══ Available data ══
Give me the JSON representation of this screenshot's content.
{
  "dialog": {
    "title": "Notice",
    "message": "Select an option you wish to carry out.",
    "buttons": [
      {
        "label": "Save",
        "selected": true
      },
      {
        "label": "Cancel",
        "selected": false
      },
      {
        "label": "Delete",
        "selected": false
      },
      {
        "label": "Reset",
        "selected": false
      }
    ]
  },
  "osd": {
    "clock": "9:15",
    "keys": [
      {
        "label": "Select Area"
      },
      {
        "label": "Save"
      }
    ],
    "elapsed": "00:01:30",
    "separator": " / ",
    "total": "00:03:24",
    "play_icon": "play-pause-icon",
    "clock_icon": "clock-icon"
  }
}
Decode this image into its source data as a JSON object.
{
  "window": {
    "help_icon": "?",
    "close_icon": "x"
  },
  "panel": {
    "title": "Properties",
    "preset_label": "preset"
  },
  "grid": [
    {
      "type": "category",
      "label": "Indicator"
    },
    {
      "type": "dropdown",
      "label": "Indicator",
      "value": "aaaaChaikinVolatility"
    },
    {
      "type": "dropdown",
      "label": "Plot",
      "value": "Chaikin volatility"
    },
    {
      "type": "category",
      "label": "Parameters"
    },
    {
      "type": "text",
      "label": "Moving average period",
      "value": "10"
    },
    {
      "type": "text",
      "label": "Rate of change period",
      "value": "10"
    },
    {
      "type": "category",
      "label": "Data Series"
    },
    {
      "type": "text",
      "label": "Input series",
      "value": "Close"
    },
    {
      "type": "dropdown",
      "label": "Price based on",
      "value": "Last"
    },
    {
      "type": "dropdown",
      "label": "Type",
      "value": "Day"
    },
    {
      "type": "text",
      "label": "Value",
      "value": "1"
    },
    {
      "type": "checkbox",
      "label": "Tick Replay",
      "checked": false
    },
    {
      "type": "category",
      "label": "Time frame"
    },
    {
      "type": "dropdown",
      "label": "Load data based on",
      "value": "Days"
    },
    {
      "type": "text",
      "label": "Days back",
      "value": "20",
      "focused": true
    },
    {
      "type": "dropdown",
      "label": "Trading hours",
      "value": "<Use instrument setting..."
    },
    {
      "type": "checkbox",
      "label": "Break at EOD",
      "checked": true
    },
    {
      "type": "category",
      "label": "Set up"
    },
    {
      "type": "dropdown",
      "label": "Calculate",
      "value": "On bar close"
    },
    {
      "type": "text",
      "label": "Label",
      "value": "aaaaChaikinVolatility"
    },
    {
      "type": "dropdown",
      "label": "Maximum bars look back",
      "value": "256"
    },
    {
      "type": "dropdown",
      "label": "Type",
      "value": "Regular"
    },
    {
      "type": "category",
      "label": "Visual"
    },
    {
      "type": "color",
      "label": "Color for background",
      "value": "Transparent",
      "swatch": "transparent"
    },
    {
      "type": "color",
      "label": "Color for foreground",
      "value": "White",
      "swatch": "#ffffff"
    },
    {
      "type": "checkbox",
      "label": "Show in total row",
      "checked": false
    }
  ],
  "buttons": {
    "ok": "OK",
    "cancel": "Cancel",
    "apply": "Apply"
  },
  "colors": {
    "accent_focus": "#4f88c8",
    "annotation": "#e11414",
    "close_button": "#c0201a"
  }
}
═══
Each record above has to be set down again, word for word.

Give me the JSON representation of this screenshot's content.
{
  "dialog": {
    "title": "Notice",
    "message": "Select an option you wish to carry out.",
    "buttons": [
      {
        "label": "Save",
        "selected": true
      },
      {
        "label": "Cancel",
        "selected": false
      },
      {
        "label": "Delete",
        "selected": false
      },
      {
        "label": "Reset",
        "selected": false
      }
    ]
  },
  "osd": {
    "clock": "9:15",
    "keys": [
      {
        "label": "Select Area"
      },
      {
        "label": "Save"
      }
    ],
    "elapsed": "00:01:30",
    "separator": " / ",
    "total": "00:03:24",
    "play_icon": "play-pause-icon",
    "clock_icon": "clock-icon"
  }
}
Decode this image into its source data as a JSON object.
{
  "window": {
    "help_icon": "?",
    "close_icon": "x"
  },
  "panel": {
    "title": "Properties",
    "preset_label": "preset"
  },
  "grid": [
    {
      "type": "category",
      "label": "Indicator"
    },
    {
      "type": "dropdown",
      "label": "Indicator",
      "value": "aaaaChaikinVolatility"
    },
    {
      "type": "dropdown",
      "label": "Plot",
      "value": "Chaikin volatility"
    },
    {
      "type": "category",
      "label": "Parameters"
    },
    {
      "type": "text",
      "label": "Moving average period",
      "value": "10"
    },
    {
      "type": "text",
      "label": "Rate of change period",
      "value": "10"
    },
    {
      "type": "category",
      "label": "Data Series"
    },
    {
      "type": "text",
      "label": "Input series",
      "value": "Close"
    },
    {
      "type": "dropdown",
      "label": "Price based on",
      "value": "Last"
    },
    {
      "type": "dropdown",
      "label": "Type",
      "value": "Day"
    },
    {
      "type": "text",
      "label": "Value",
      "value": "1"
    },
    {
      "type": "checkbox",
      "label": "Tick Replay",
      "checked": false
    },
    {
      "type": "category",
      "label": "Time frame"
    },
    {
      "type": "dropdown",
      "label": "Load data based on",
      "value": "Days"
    },
    {
      "type": "text",
      "label": "Days back",
      "value": "20",
      "focused": true
    },
    {
      "type": "dropdown",
      "label": "Trading hours",
      "value": "<Use instrument setting..."
    },
    {
      "type": "checkbox",
      "label": "Break at EOD",
      "checked": true
    },
    {
      "type": "category",
      "label": "Set up"
    },
    {
      "type": "dropdown",
      "label": "Calculate",
      "value": "On bar close"
    },
    {
      "type": "text",
      "label": "Label",
      "value": "aaaaChaikinVolatility"
    },
    {
      "type": "dropdown",
      "label": "Maximum bars look back",
      "value": "256"
    },
    {
      "type": "dropdown",
      "label": "Type",
      "value": "Regular"
    },
    {
      "type": "category",
      "label": "Visual"
    },
    {
      "type": "color",
      "label": "Color for background",
      "value": "Transparent",
      "swatch": "transparent"
    },
    {
      "type": "color",
      "label": "Color for foreground",
      "value": "White",
      "swatch": "#ffffff"
    },
    {
      "type": "checkbox",
      "label": "Show in total row",
      "checked": false
    }
  ],
  "buttons": {
    "ok": "OK",
    "cancel": "Cancel",
    "apply": "Apply"
  },
  "colors": {
    "accent_focus": "#4f88c8",
    "annotation": "#e11414",
    "close_button": "#c0201a"
  }
}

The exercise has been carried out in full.